On the other hand, if a movie flops at the box office, the star still makes their very high salary. Only for their next film, they can’t claim that high of a salary because the producer won’t be willing to pay it because the distributor won’t be willing to pay them because the theaters won’t be willing to pay the distributor, because the ticket buyers no longer seem to love this star.
Now, how does that affect today’s stories? First, there is Shahid Kapoor again. He is a funny one with these payments because his career keeps going up and down and up and down. So he ends up being paid more for his flops (following a hit) than for his hits (following a flop). Strangest thing. After Kabir Singh, rumor has it that his rate has gone up to 35 crore per film. But he talked to BH directly and said he doesn’t even have another film signed, so how can he have a rate? What I find most interesting is that he hasn’t signed his next film yet. Possibly because he was betting on Kabir Singh being a hit and therefore wanted to hold off and make a decision while his stock was riding high. A bigger box office for your last picture means a higher signing rate, and also better roles offered you in better pictures, and more creative freedom. Worth waiting and gambling for (story here).
In opposite news, Sonakshi Sinha is now preparing for her small comedy coming out next weekend in which she has a lead role and says that the failure of Kalank hasn’t really affected her. I believe that. Not because Sonakshi was the best part of the film (althoug she WAS), but because she was so slightly involved in promotions. When distributors try to calculate who has box office draw, they are looking at the names that were floated the most before release. Kalank is a multi-starrer, so the blame is shared, but ultimately the far larger share is going to go to Alia and Varun. Sonakshi gets off scott free because, unrelated to her actually role in the film, her name was not used in promotions and therefore is not considered as related to the box office. In contrast, the failure of her film Akira a few years back DID affect her career, although it was a much smaller flop. Because in that case she was the headline name and it showed an inability to bring in money on her name (story here).
And then there’s Hrithik. Super 30 released while he was finishing his next film, War with Tiger Shroff for YRF. Too late for his signing amount to change or anything like that based on the Super 30 success. But it is still giving him a boost because YRF is suddenly making his next film much much bigger. The promotions, the release, the action sequences they are now completing, all of them are getting an infusion of cash as YRF has more faith in Hrithik’s box office power post-Super 30. Which means War has a better chance of being a major hit, which means Hrithik’s next film after War (whatever it is) has a better chance of coming with a nice fat signing amount.
If Hrithik’s next movie wasn’t with YRF, he wouldn’t get this advantage. YRF is big enough that they can afford to make these changes well into the production process. And it’s good for them too, if they were already locked in to their budget, they would be leaving money on the table considering Hrithik’s higher ranking now. In a larger sense, this is why money and investment matters in business, including the movie business.
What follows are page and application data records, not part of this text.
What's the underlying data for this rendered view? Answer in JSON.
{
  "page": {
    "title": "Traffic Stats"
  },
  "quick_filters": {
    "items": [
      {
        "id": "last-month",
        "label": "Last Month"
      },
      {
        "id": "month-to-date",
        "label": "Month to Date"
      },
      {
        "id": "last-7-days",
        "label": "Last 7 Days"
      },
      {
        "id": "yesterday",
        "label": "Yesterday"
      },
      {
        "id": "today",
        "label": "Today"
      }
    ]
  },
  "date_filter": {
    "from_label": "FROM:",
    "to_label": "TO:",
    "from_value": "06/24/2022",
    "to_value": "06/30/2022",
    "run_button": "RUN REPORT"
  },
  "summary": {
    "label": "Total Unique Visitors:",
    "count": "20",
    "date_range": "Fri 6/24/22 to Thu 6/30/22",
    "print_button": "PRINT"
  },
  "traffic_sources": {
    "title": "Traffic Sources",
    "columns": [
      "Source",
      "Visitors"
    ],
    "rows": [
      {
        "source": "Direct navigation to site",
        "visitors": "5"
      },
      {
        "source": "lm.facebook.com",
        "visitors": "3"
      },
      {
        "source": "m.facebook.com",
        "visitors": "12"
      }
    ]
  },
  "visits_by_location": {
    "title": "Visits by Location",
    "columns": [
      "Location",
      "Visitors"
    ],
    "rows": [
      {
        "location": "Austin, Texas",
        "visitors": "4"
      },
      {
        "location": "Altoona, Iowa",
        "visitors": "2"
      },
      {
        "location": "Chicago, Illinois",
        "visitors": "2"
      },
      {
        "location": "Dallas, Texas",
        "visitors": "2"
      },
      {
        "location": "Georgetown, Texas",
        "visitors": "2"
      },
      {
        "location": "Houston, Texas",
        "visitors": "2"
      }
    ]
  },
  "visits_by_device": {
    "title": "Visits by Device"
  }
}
If you are working on a tight budget, you just don’t have the flexibility needed whether you are running a shoe store and get the option on product at rock bottom prices but only if you can raise the funds immediately, or if you are running a movie company and have the option at the current top star but aren’t able to fully capitalize on him (story here and here).